A few of those gathered for the Pride Week Flag-Raising ceremony in Russell.


Gay rights and freedoms. Women’s rights and freedoms. Minority rights and freedoms. These are all human rights and freedoms. And even in 2021, raising a flag to celebrate human rights and freedoms is not an assured and expected activity; whether in Russell Township or in any community around the world, there is still much work to be done and many gatherings to be organized before human rights and freedoms are truly such a commonplace thing that raising a flag doesn’t also raise an eyebrow.

Well done, Richard. Well done , Geneviève. Well done to all those who gathered on a warm August day to remember where we’ve been, where we are and where we wish to go with UNIVERSAL human rights.

Citations, References And Other Reading

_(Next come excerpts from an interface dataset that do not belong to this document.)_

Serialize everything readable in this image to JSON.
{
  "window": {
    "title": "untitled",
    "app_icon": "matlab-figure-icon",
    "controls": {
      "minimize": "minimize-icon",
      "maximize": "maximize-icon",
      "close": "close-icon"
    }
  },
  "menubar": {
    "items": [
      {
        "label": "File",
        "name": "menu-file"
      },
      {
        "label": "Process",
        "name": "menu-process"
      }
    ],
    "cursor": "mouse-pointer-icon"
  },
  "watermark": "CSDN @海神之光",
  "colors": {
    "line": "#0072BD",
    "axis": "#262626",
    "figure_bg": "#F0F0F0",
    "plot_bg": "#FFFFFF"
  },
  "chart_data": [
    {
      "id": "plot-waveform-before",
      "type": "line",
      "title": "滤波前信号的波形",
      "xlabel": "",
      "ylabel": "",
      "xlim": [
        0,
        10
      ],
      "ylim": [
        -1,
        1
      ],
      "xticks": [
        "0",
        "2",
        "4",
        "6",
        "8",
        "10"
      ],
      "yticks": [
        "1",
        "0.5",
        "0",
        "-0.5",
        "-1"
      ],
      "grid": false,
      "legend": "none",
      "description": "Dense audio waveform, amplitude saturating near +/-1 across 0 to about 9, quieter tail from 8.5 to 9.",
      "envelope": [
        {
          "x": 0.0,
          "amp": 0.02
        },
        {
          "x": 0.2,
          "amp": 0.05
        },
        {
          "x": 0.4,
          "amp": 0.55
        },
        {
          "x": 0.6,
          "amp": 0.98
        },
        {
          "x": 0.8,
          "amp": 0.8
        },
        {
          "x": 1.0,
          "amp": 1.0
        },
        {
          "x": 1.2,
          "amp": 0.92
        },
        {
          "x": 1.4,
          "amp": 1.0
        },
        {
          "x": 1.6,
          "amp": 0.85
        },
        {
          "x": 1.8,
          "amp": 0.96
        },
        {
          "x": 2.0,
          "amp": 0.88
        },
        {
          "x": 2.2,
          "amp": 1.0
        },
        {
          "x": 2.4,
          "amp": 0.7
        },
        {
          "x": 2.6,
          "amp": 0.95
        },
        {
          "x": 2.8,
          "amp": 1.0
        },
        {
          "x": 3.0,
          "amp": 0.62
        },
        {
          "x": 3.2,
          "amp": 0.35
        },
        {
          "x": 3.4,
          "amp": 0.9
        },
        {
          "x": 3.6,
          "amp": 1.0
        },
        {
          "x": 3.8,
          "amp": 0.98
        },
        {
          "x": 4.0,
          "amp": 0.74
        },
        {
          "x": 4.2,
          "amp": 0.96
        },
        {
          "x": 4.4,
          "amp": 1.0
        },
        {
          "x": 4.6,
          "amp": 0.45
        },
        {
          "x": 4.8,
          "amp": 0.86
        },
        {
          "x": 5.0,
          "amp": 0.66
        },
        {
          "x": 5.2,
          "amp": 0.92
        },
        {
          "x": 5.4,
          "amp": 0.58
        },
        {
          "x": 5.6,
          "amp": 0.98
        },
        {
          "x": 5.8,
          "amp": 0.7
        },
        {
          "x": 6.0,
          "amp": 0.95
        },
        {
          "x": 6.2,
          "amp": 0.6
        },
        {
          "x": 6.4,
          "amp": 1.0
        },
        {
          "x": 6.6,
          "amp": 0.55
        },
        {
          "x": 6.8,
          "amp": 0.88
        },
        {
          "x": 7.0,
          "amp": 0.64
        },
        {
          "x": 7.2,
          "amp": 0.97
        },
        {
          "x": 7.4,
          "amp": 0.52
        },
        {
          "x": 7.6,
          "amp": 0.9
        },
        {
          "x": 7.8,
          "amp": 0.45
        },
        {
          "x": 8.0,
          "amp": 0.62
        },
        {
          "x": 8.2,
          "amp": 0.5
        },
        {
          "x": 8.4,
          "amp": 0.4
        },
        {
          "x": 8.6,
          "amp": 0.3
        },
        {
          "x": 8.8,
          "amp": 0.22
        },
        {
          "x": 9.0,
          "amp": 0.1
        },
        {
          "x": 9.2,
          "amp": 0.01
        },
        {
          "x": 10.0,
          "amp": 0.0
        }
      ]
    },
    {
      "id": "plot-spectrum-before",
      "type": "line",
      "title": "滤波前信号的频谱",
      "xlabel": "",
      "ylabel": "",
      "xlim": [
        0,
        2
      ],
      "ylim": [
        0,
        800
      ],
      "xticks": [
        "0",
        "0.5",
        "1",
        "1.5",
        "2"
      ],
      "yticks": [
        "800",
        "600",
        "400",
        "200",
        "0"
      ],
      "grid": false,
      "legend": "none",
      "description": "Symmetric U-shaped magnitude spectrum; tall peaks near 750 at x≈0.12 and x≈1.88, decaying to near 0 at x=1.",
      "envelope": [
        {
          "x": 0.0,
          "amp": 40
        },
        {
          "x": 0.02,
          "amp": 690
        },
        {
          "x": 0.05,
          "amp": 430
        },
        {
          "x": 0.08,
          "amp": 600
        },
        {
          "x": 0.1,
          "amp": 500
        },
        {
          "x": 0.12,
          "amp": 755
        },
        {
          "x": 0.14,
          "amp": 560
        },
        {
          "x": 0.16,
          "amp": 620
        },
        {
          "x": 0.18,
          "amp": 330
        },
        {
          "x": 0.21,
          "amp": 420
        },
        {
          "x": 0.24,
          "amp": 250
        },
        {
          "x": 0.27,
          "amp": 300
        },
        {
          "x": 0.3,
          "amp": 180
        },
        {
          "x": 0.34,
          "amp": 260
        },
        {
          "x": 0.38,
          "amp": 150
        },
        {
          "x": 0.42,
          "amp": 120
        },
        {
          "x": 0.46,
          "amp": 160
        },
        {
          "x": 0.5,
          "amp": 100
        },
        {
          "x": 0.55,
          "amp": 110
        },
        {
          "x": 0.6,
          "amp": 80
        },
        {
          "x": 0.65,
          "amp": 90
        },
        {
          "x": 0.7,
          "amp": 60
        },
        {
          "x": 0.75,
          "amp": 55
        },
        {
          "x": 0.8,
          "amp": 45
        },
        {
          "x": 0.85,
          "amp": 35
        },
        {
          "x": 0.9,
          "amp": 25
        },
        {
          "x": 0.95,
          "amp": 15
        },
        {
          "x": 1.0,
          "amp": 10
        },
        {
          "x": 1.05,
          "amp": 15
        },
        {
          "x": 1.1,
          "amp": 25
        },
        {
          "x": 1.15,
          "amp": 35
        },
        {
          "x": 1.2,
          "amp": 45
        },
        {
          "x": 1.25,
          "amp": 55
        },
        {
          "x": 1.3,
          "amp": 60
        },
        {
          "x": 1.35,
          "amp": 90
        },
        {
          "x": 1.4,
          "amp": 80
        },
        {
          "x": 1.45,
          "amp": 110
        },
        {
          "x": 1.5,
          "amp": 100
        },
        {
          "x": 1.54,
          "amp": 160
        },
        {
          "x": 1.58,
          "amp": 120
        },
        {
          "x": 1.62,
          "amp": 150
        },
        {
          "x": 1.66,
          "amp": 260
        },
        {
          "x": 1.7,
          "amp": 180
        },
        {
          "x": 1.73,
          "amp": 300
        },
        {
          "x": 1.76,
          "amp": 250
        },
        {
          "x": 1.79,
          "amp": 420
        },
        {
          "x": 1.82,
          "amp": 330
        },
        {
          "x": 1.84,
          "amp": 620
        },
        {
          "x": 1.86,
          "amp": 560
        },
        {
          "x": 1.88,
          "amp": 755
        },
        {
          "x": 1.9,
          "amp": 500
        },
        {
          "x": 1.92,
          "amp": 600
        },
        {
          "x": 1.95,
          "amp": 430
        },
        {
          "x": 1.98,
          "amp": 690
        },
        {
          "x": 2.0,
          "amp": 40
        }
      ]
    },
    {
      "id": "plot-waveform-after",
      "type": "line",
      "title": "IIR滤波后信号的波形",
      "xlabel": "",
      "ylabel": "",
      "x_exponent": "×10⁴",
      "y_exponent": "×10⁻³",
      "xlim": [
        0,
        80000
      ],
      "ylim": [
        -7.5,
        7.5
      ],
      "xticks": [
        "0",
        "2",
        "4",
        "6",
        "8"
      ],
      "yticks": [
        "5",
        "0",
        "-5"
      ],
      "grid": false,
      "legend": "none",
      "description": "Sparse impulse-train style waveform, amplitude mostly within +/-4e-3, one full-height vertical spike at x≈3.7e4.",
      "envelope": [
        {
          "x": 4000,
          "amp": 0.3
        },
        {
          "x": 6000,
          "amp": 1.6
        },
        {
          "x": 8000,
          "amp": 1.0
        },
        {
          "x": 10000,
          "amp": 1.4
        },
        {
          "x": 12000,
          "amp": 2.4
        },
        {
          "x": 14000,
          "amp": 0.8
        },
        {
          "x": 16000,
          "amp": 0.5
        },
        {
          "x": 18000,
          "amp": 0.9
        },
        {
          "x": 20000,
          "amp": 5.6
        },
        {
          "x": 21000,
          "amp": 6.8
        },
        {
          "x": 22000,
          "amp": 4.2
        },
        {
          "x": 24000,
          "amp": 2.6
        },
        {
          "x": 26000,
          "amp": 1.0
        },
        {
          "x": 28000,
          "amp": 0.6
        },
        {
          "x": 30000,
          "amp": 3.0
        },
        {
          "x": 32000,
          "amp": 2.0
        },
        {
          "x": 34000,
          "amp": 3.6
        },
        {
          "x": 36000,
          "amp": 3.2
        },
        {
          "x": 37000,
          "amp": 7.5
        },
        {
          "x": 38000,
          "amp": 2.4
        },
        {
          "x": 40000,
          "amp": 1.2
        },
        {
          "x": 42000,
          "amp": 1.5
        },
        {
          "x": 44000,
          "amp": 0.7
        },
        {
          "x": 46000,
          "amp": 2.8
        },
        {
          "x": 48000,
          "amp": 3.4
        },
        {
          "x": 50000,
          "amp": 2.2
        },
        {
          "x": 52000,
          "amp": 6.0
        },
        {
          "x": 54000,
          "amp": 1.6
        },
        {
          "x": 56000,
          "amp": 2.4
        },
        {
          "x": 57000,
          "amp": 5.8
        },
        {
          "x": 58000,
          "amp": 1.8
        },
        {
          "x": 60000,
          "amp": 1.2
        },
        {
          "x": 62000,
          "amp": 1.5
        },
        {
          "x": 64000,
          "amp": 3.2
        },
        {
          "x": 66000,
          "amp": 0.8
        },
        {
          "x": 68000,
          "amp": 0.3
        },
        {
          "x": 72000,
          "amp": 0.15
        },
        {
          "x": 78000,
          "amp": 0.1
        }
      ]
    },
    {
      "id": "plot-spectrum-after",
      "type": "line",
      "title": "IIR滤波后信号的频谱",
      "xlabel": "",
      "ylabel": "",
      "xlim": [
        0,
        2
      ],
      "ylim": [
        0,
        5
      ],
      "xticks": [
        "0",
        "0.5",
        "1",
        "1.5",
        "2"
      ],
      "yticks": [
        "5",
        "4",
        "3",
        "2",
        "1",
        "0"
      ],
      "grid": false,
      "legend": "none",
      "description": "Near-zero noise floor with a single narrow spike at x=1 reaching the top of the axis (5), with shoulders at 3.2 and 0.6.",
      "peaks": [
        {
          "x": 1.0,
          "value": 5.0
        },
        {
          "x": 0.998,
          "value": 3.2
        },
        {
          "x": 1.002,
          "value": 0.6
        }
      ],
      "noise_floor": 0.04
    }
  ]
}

  1. Featured Photo Courtesy of: Dr. Richard Thain
  2. https://kinclubofrussell.ca
  3. https://www.facebook.com/388050434576352/videos/1532015760478037

The views, opinions and analyses expressed in the articles on Humanist Freedoms are those of the contributor(s) and do not necessarily reflect the views or opinions of the publishers.